Kinnoull Hill (Alan Dickson)

Inspired by Patrick Geddes’s period of self-reflection in Mexico in 1879; that helped shape his ecological vision ‘Think Global, Act Local’. As a boy, he'd often roam Kinnoull Hill after school.


Sowers and Reapers (William Allan)

Written in 1882, one of the earliest set of lyrics to rail against ‘laird-fashioned laws’ and to show an understanding of land values.


Freedom of the Hills (Robert Bird)

Written in 1893, Bird was from Govan, and a member of the Glasgow Ballad Club. In this song he perceives the dangers of man to nature and warns against them.


All tunes composed by Alan Dickson except ‘Now Westlin Winds’ and ‘Kinnoull Hill’ (set to the traditional Irish tune ‘Spancil Hill’).



'This Land is Our Land' is organised around the theme of protest (fire). When thinking of protest song and the land, most people might think of Woody Guthrie's 'This Land is Your Land', but Scotland has its own tradition*, where land has been the backdrop to song over the past 300 years.
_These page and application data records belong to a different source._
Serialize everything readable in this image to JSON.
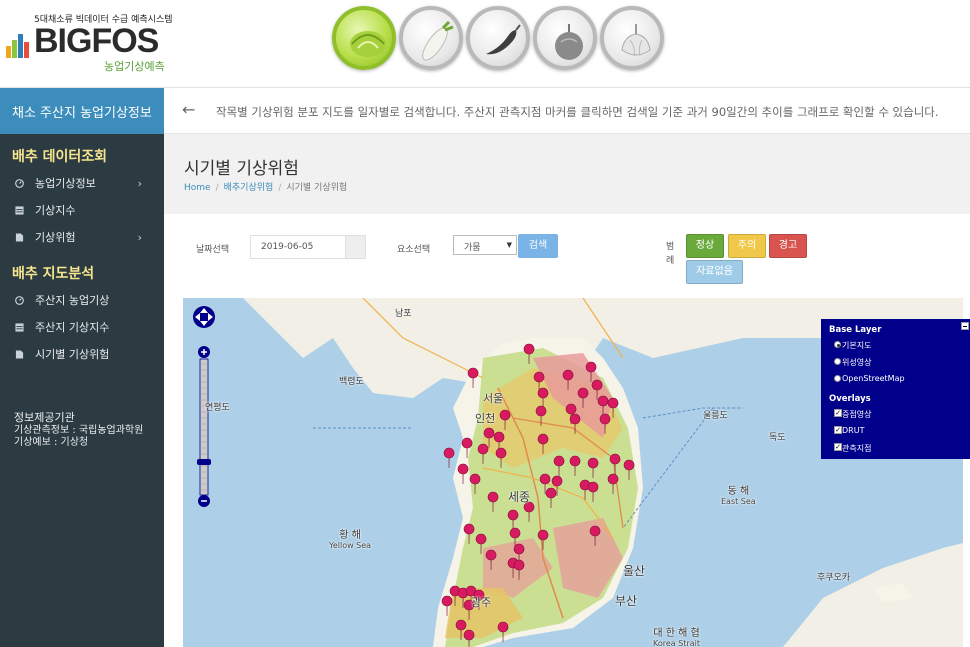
{
  "header": {
    "logo_tagline": "5대채소류 빅데이터 수급 예측시스템",
    "logo_brand": "BIGFOS",
    "logo_sub": "농업기상예측",
    "crops": [
      {
        "name": "cabbage",
        "active": true
      },
      {
        "name": "radish",
        "active": false
      },
      {
        "name": "pepper",
        "active": false
      },
      {
        "name": "onion",
        "active": false
      },
      {
        "name": "garlic",
        "active": false
      }
    ]
  },
  "sidebar": {
    "header": "채소 주산지 농업기상정보",
    "section1_title": "배추 데이터조회",
    "section1_items": [
      "농업기상정보",
      "기상지수",
      "기상위험"
    ],
    "section2_title": "배추 지도분석",
    "section2_items": [
      "주산지 농업기상",
      "주산지 기상지수",
      "시기별 기상위험"
    ],
    "provider_title": "정보제공기관",
    "provider_lines": [
      "기상관측정보 : 국립농업과학원",
      "기상예보 : 기상청"
    ]
  },
  "info": {
    "text": "작목별 기상위험 분포 지도를 일자별로 검색합니다. 주산지 관측지점 마커를 클릭하면 검색일 기준 과거 90일간의 추이를 그래프로 확인할 수 있습니다."
  },
  "page": {
    "title": "시기별 기상위험",
    "breadcrumb": [
      "Home",
      "배추기상위험",
      "시기별 기상위험"
    ]
  },
  "filters": {
    "date_label": "날짜선택",
    "date_value": "2019-06-05",
    "element_label": "요소선택",
    "element_value": "가뭄",
    "search_label": "검색",
    "legend_label": "범례",
    "legend": [
      {
        "label": "정상",
        "color": "#6aaa3a"
      },
      {
        "label": "주의",
        "color": "#f0c84a"
      },
      {
        "label": "경고",
        "color": "#d9534f"
      },
      {
        "label": "자료없음",
        "color": "#9ecbe8"
      }
    ]
  },
  "map": {
    "layer_panel": {
      "base_title": "Base Layer",
      "base_options": [
        "기본지도",
        "위성영상",
        "OpenStreetMap"
      ],
      "base_selected": "기본지도",
      "overlay_title": "Overlays",
      "overlays": [
        "증점영상",
        "DRUT",
        "관측지점"
      ]
    },
    "labels": {
      "nampo": "남포",
      "pyongyang_area": "황해",
      "seoul": "서울",
      "incheon": "인천",
      "sejong": "세종",
      "ulsan": "울산",
      "busan": "부산",
      "gwangju": "광주",
      "baengnyeong": "백령도",
      "yeonpyeong": "연평도",
      "ulleung": "울릉도",
      "dokdo": "독도",
      "fukuoka": "후쿠오카"
    },
    "seas": [
      {
        "ko": "동 해",
        "en": "East Sea"
      },
      {
        "ko": "황 해",
        "en": "Yellow Sea"
      },
      {
        "ko": "대 한 해 협",
        "en": "Korea Strait"
      }
    ]
  }
}
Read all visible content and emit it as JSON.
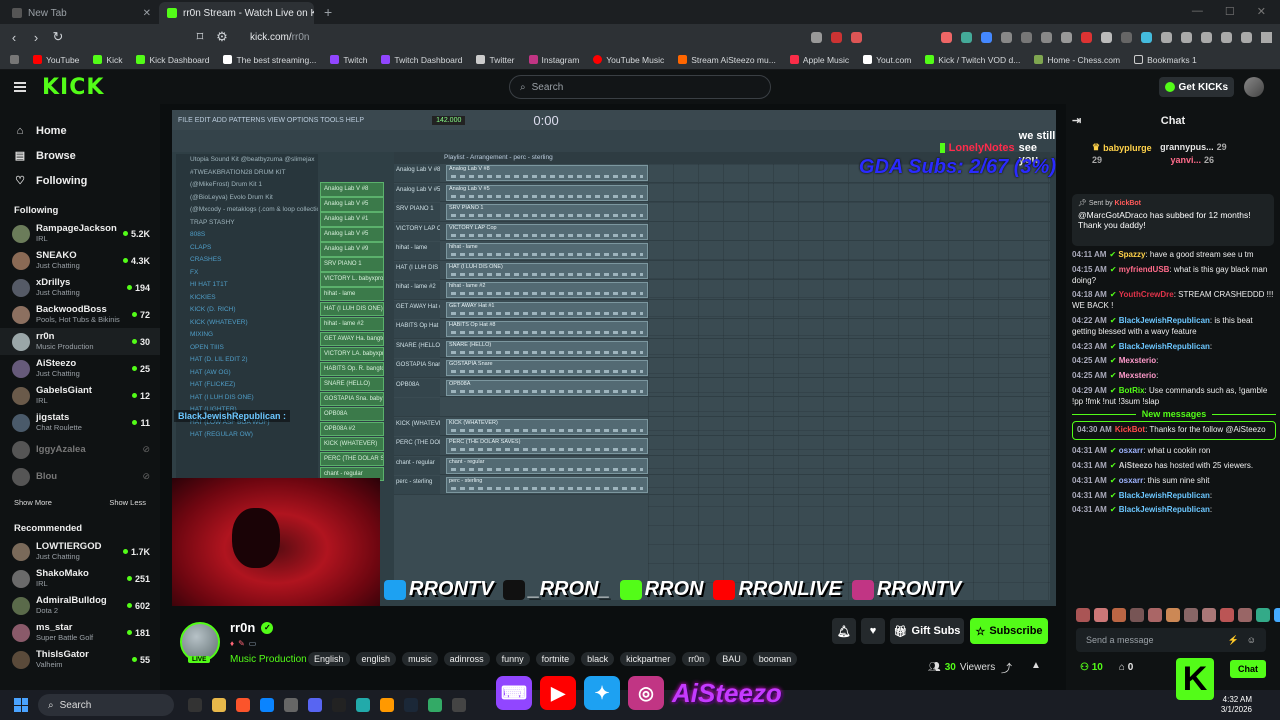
{
  "browser": {
    "tabs": [
      {
        "title": "New Tab",
        "active": false
      },
      {
        "title": "rr0n Stream - Watch Live on K",
        "active": true
      }
    ],
    "url_host": "kick.com/",
    "url_path": "rr0n",
    "bookmarks": [
      "YouTube",
      "Kick",
      "Kick Dashboard",
      "The best streaming...",
      "Twitch",
      "Twitch Dashboard",
      "Twitter",
      "Instagram",
      "YouTube Music",
      "Stream AiSteezo mu...",
      "Apple Music",
      "Yout.com",
      "Kick / Twitch VOD d...",
      "Home - Chess.com",
      "Bookmarks 1"
    ]
  },
  "header": {
    "logo": "KICK",
    "search_placeholder": "Search",
    "get_kicks": "Get KICKs"
  },
  "sidebar": {
    "nav": [
      {
        "label": "Home",
        "icon": "home-icon"
      },
      {
        "label": "Browse",
        "icon": "browse-icon"
      },
      {
        "label": "Following",
        "icon": "heart-icon"
      }
    ],
    "following_title": "Following",
    "following": [
      {
        "name": "RampageJackson",
        "category": "IRL",
        "viewers": "5.2K",
        "color": "#6b7c5a"
      },
      {
        "name": "SNEAKO",
        "category": "Just Chatting",
        "viewers": "4.3K",
        "color": "#8a6a55"
      },
      {
        "name": "xDrillys",
        "category": "Just Chatting",
        "viewers": "194",
        "color": "#555a66"
      },
      {
        "name": "BackwoodBoss",
        "category": "Pools, Hot Tubs & Bikinis",
        "viewers": "72",
        "color": "#8c7060"
      },
      {
        "name": "rr0n",
        "category": "Music Production",
        "viewers": "30",
        "color": "#9aa6a8"
      },
      {
        "name": "AiSteezo",
        "category": "Just Chatting",
        "viewers": "25",
        "color": "#665a7a"
      },
      {
        "name": "GabelsGiant",
        "category": "IRL",
        "viewers": "12",
        "color": "#6a5a4a"
      },
      {
        "name": "jigstats",
        "category": "Chat Roulette",
        "viewers": "11",
        "color": "#4a5a6a"
      },
      {
        "name": "IggyAzalea",
        "category": "",
        "viewers": "",
        "color": "#555"
      },
      {
        "name": "Blou",
        "category": "",
        "viewers": "",
        "color": "#555"
      }
    ],
    "show_more": "Show More",
    "show_less": "Show Less",
    "recommended_title": "Recommended",
    "recommended": [
      {
        "name": "LOWTIERGOD",
        "category": "Just Chatting",
        "viewers": "1.7K",
        "color": "#7a6a5a"
      },
      {
        "name": "ShakoMako",
        "category": "IRL",
        "viewers": "251",
        "color": "#6a6a6a"
      },
      {
        "name": "AdmiralBulldog",
        "category": "Dota 2",
        "viewers": "602",
        "color": "#5a6a4a"
      },
      {
        "name": "ms_star",
        "category": "Super Battle Golf",
        "viewers": "181",
        "color": "#8a5a6a"
      },
      {
        "name": "ThisIsGator",
        "category": "Valheim",
        "viewers": "55",
        "color": "#5a4a3a"
      }
    ]
  },
  "player": {
    "fl_menu": "FILE EDIT ADD PATTERNS VIEW OPTIONS TOOLS HELP",
    "bpm": "142.000",
    "time": "0:00",
    "playlist_title": "Playlist - Arrangement - perc - sterling",
    "browser_items": [
      "Utopia Sound Kit @beatbyzuma @slimejax",
      "#TWEAKBRATION28 DRUM KIT",
      "(@MikeFrost) Drum Kit 1",
      "(@BioLeyva) Evolo Drum Kit",
      "(@Mxcody - metaklogs (.com & loop collection)",
      "TRAP STASHY",
      "808S",
      "CLAPS",
      "CRASHES",
      "FX",
      "HI HAT 1T1T",
      "KICKIES",
      "KICK (D. RICH)",
      "KICK (WHATEVER)",
      "MIXING",
      "OPEN TIIIS",
      "HAT (D. LIL EDIT 2)",
      "HAT (AW OG)",
      "HAT (FLICKEZ)",
      "HAT (I LUH DIS ONE)",
      "HAT (LIGHTER)",
      "HAT (LOW ASF BOA WOF)",
      "HAT (REGULAR OW)"
    ],
    "rack_items": [
      "Analog Lab V #8",
      "Analog Lab V #5",
      "Analog Lab V #1",
      "Analog Lab V #5",
      "Analog Lab V #9",
      "SRV PIANO 1",
      "VICTORY L. babyxprod",
      "hihat - lame",
      "HAT (I LUH DIS ONE)",
      "hihat - lame #2",
      "GET AWAY Ha. bangtoy",
      "VICTORY LA. babyxprod",
      "HABITS Op. R. bangtoy",
      "SNARE (HELLO)",
      "GOSTAPIA Sna. babyxprod",
      "OPB08A",
      "OPB08A #2",
      "KICK (WHATEVER)",
      "PERC (THE DOLAR SAVES)",
      "chant - regular"
    ],
    "tracks": [
      "Analog Lab V #8",
      "Analog Lab V #5",
      "SRV PIANO 1",
      "VICTORY LAP Cop",
      "hihat - lame",
      "HAT (I LUH DIS ONE)",
      "hihat - lame #2",
      "GET AWAY Hat #1",
      "HABITS Op Hat #8",
      "SNARE (HELLO)",
      "GOSTAPIA Snare",
      "OPB08A",
      "",
      "KICK (WHATEVER)",
      "PERC (THE DOLAR SAVES)",
      "chant - regular",
      "perc - sterling"
    ],
    "overlay_user": "LonelyNotes",
    "overlay_text": "we still see you",
    "goal": "GDA Subs: 2/67 (3%)",
    "bjr_overlay": "BlackJewishRepublican :",
    "socials": [
      {
        "label": "RRONTV",
        "color": "#1da1f2"
      },
      {
        "label": "_RRON_",
        "color": "#111"
      },
      {
        "label": "RRON",
        "color": "#53fc18"
      },
      {
        "label": "RRONLIVE",
        "color": "#ff0000"
      },
      {
        "label": "RRONTV",
        "color": "#c13584"
      }
    ]
  },
  "stream_info": {
    "name": "rr0n",
    "live": "LIVE",
    "category": "Music Production",
    "tags": [
      "English",
      "english",
      "music",
      "adinross",
      "funny",
      "fortnite",
      "black",
      "kickpartner",
      "rr0n",
      "BAU",
      "booman"
    ],
    "gift_subs": "Gift Subs",
    "subscribe": "Subscribe",
    "viewers_count": "30",
    "viewers_label": "Viewers"
  },
  "chat": {
    "title": "Chat",
    "gifters": [
      {
        "name": "babyplurge",
        "count": "29"
      },
      {
        "name": "grannypus...",
        "count": "29"
      },
      {
        "name": "yanvi...",
        "count": "26"
      }
    ],
    "pinned_sentby": "Sent by",
    "pinned_user": "KickBot",
    "pinned_text": "@MarcGotADraco has subbed for 12 months! Thank you daddy!",
    "messages": [
      {
        "time": "04:11 AM",
        "user": "Spazzy",
        "color": "#ffd24a",
        "text": ": have a good stream see u tm"
      },
      {
        "time": "04:15 AM",
        "user": "myfriendUSB",
        "color": "#ff6b8a",
        "text": ": what is this gay black man doing?"
      },
      {
        "time": "04:18 AM",
        "user": "YouthCrewDre",
        "color": "#e0344a",
        "text": ": STREAM CRASHEDDD !!! WE BACK !"
      },
      {
        "time": "04:22 AM",
        "user": "BlackJewishRepublican",
        "color": "#6cc7ff",
        "text": ": is this beat getting blessed with a wavy feature"
      },
      {
        "time": "04:23 AM",
        "user": "BlackJewishRepublican",
        "color": "#6cc7ff",
        "text": ":"
      },
      {
        "time": "04:25 AM",
        "user": "Mexsterio",
        "color": "#ff9acb",
        "text": ":"
      },
      {
        "time": "04:25 AM",
        "user": "Mexsterio",
        "color": "#ff9acb",
        "text": ":"
      },
      {
        "time": "04:29 AM",
        "user": "BotRix",
        "color": "#53fc18",
        "text": ": Use commands such as, !gamble !pp !fmk !nut !3sum !slap"
      }
    ],
    "new_messages": "New messages",
    "bot_message": {
      "time": "04:30 AM",
      "user": "KickBot",
      "color": "#ff4b4b",
      "text": ": Thanks for the follow @AiSteezo"
    },
    "messages2": [
      {
        "time": "04:31 AM",
        "user": "osxarr",
        "color": "#9fb4ff",
        "text": ": what u cookin ron"
      },
      {
        "time": "04:31 AM",
        "user": "AiSteezo",
        "color": "#cccccc",
        "text": " has hosted with 25 viewers."
      },
      {
        "time": "04:31 AM",
        "user": "osxarr",
        "color": "#9fb4ff",
        "text": ": this sum nine shit"
      },
      {
        "time": "04:31 AM",
        "user": "BlackJewishRepublican",
        "color": "#6cc7ff",
        "text": ":"
      },
      {
        "time": "04:31 AM",
        "user": "BlackJewishRepublican",
        "color": "#6cc7ff",
        "text": ":"
      }
    ],
    "input_placeholder": "Send a message",
    "kicks_count": "10",
    "sub_count": "0",
    "chat_button": "Chat"
  },
  "taskbar": {
    "search": "Search",
    "time": "4:32 AM",
    "date": "3/1/2026",
    "promo_name": "AiSteezo"
  }
}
Owning land has meant power, but down the years, taming Scotland's landed oligarchy has proved more daunting than gaining democracy, with less than 500 people today controlling half of all the land in Scotland.


*Not necessarily Scottish per se, but a tradition that is informed by British movements in Scotland.

Supported by the Alistair Hulett Memorial Trust.


This Land is Our Land

 

Levellers' Lines  

This song was sung during the Galloway Levellers uprising in 1724, when 1000s of tenants/cottars were displaced to make way for large cattle parks. Written by tenant farmer James Charters.

 

William Ogilvie

This song, written by Alan Dickson, is based on William Ogilvie’s influential and historic land reform treatise 'Essay on Rights of Property in Land', published anonymously in 1782. 

 

Scots Wha Hae/Democracy

Scots Wha Hae was written by Robert Burns in 1793 in response to the trial of Thomas Muir who championed the extension of the franchise. It was sung by radical reformers and Chartists in the 1820s ‘30s and ‘40s. 

 

Dark Bonnymuir

Reputedly written by Allan Barbour Murchie not long after the 'Battle of Bonnymuir' when a band of Scottish Radicals marched to take over the Carron Iron Works in April 1820. 

 

We'll Have Our Highlands Righted Yet

In late 19th century Scotland the Celtic Magazine helped to support the Highland cause by publishing articles, poems and songs. This was one such contribution, submitted in 1878 by William Allan.

 

Take Back The Land (The Scottish Marseillaise)

Following years of crofter/cottar agitation in the Highlands the Crofters’ Act of 1886 was passed. It didn’t go far enough and these lyrics were a response to this, written by Marion Bernstein.